Exposure to HBRAs at any stage in pregnancy would not usually be regarded as medical grounds for termination of pregnancy. Due to the evidence indicating a possible association between HBRA use and impaired fetal growth, enhanced monitoring may be considered on a case-by-case basis following prolonged HBRA use in pregnancy. Although data confounding cannot be excluded, neonatal monitoring may be warranted following maternal HBRA use prior to delivery. Where multiple CNS acting medications have been used around the time of delivery, synergistic effects may be expected. Other risk factors may be present in individual cases which may independently increase the risk of adverse pregnancy outcome. Clinicians are reminded of the importance of consideration of such factors when performing case-specific risk assessments.

This document is regularly reviewed and updated. Only use full UKTIS monographs downloaded directly from TOXBASE.org to be sure you are using the most up-to-date version. The summaries of these monographs are openly available on UKTIS.org.

This is a summary of the full UKTIS monograph for health care professionals and should not be used in isolation. The full UKTIS monograph and access to any hyperlinked related documents is available to health care professionals at www.toxbase.org.

If you have a patient with exposure to a drug or chemical and require assistance in making a patient-specific risk assessment, please telephone UKTIS on 0344 892 0909 to discuss the case with a teratology specialist.

If you would like to report a pregnancy to UKTIS please click here to download our pregnancy reporting form. Please encourage all women to complete an online reporting form.
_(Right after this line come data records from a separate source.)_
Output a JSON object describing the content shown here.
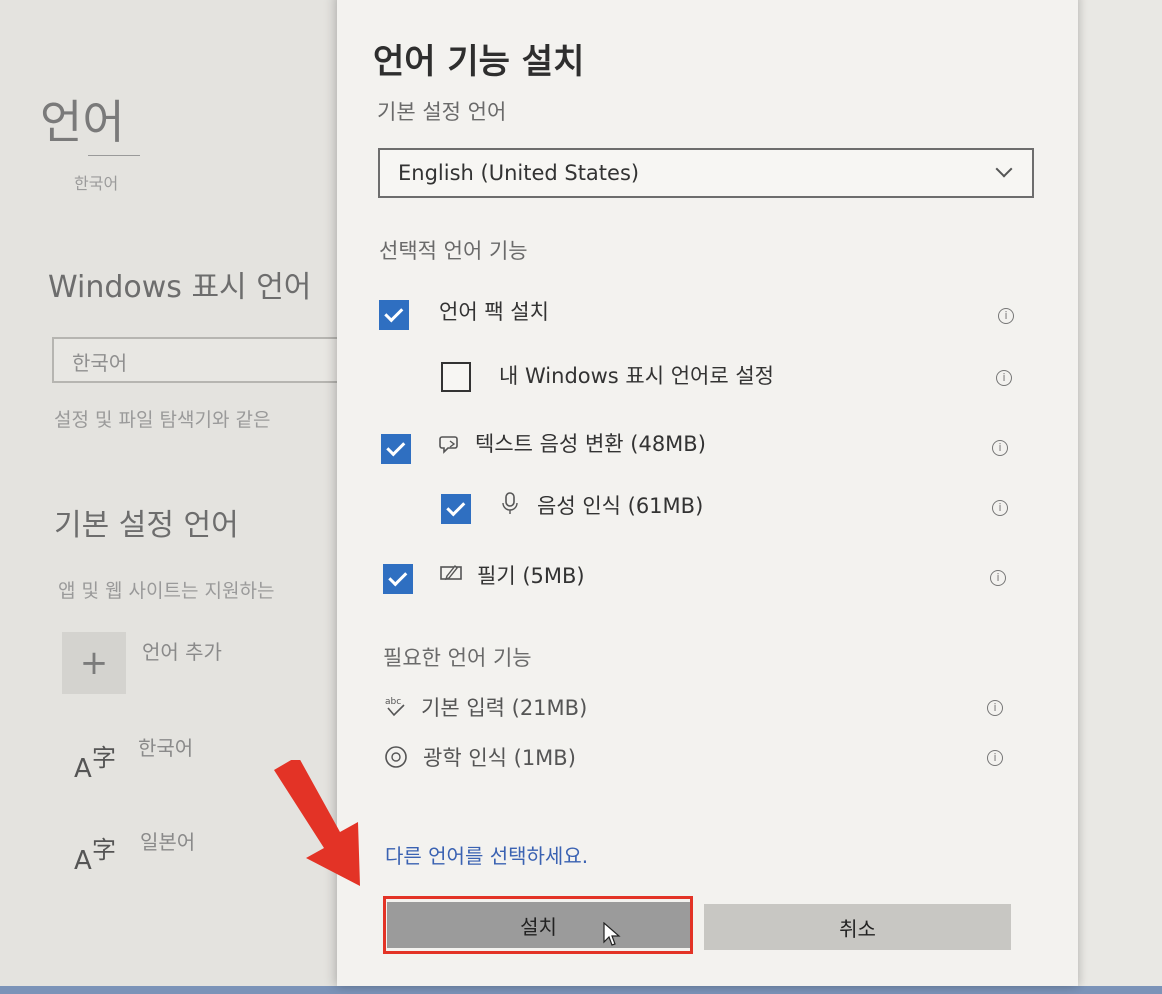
{
  "background": {
    "page_title": "언어",
    "breadcrumb": "한국어",
    "display_language_heading": "Windows 표시 언어",
    "display_language_value": "한국어",
    "display_language_desc": "설정 및 파일 탐색기와 같은",
    "preferred_heading": "기본 설정 언어",
    "preferred_desc": "앱 및 웹 사이트는 지원하는",
    "add_language_label": "언어 추가",
    "languages": [
      "한국어",
      "일본어"
    ]
  },
  "dialog": {
    "title": "언어 기능 설치",
    "preferred_language_label": "기본 설정 언어",
    "preferred_language_value": "English (United States)",
    "optional_heading": "선택적 언어 기능",
    "optional_features": [
      {
        "label": "언어 팩 설치",
        "checked": true,
        "icon": "none"
      },
      {
        "label": "내 Windows 표시 언어로 설정",
        "checked": false,
        "icon": "none"
      },
      {
        "label": "텍스트 음성 변환 (48MB)",
        "checked": true,
        "icon": "speech-bubble-icon"
      },
      {
        "label": "음성 인식 (61MB)",
        "checked": true,
        "icon": "microphone-icon"
      },
      {
        "label": "필기 (5MB)",
        "checked": true,
        "icon": "handwriting-icon"
      }
    ],
    "required_heading": "필요한 언어 기능",
    "required_features": [
      {
        "label": "기본 입력 (21MB)",
        "icon": "keyboard-input-icon"
      },
      {
        "label": "광학 인식 (1MB)",
        "icon": "eye-icon"
      }
    ],
    "info_glyph": "i",
    "choose_other_link": "다른 언어를 선택하세요.",
    "install_button": "설치",
    "cancel_button": "취소"
  },
  "colors": {
    "checkbox_accent": "#2f6fc1",
    "highlight": "#e33326",
    "link": "#3a62b2"
  }
}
Disclaimer: Every effort has been made to ensure that this monograph was accurate and up-to-date at the time of writing, however it cannot cover every eventuality and the information providers cannot be held responsible for any adverse outcomes of the measures recommended. The final decision regarding which treatment is used for an individual patient remains the clinical responsibility of the prescriber. This material may be freely reproduced for education and not for profit purposes within the UK National Health Service, however no linking to this website or reproduction by or for commercial organisations is permitted without the express written permission of this service. This document is regularly reviewed and updated. Only use UKTIS monographs downloaded directly from TOXBASE.org or UKTIS.org to ensure you are using the most up-to-date version.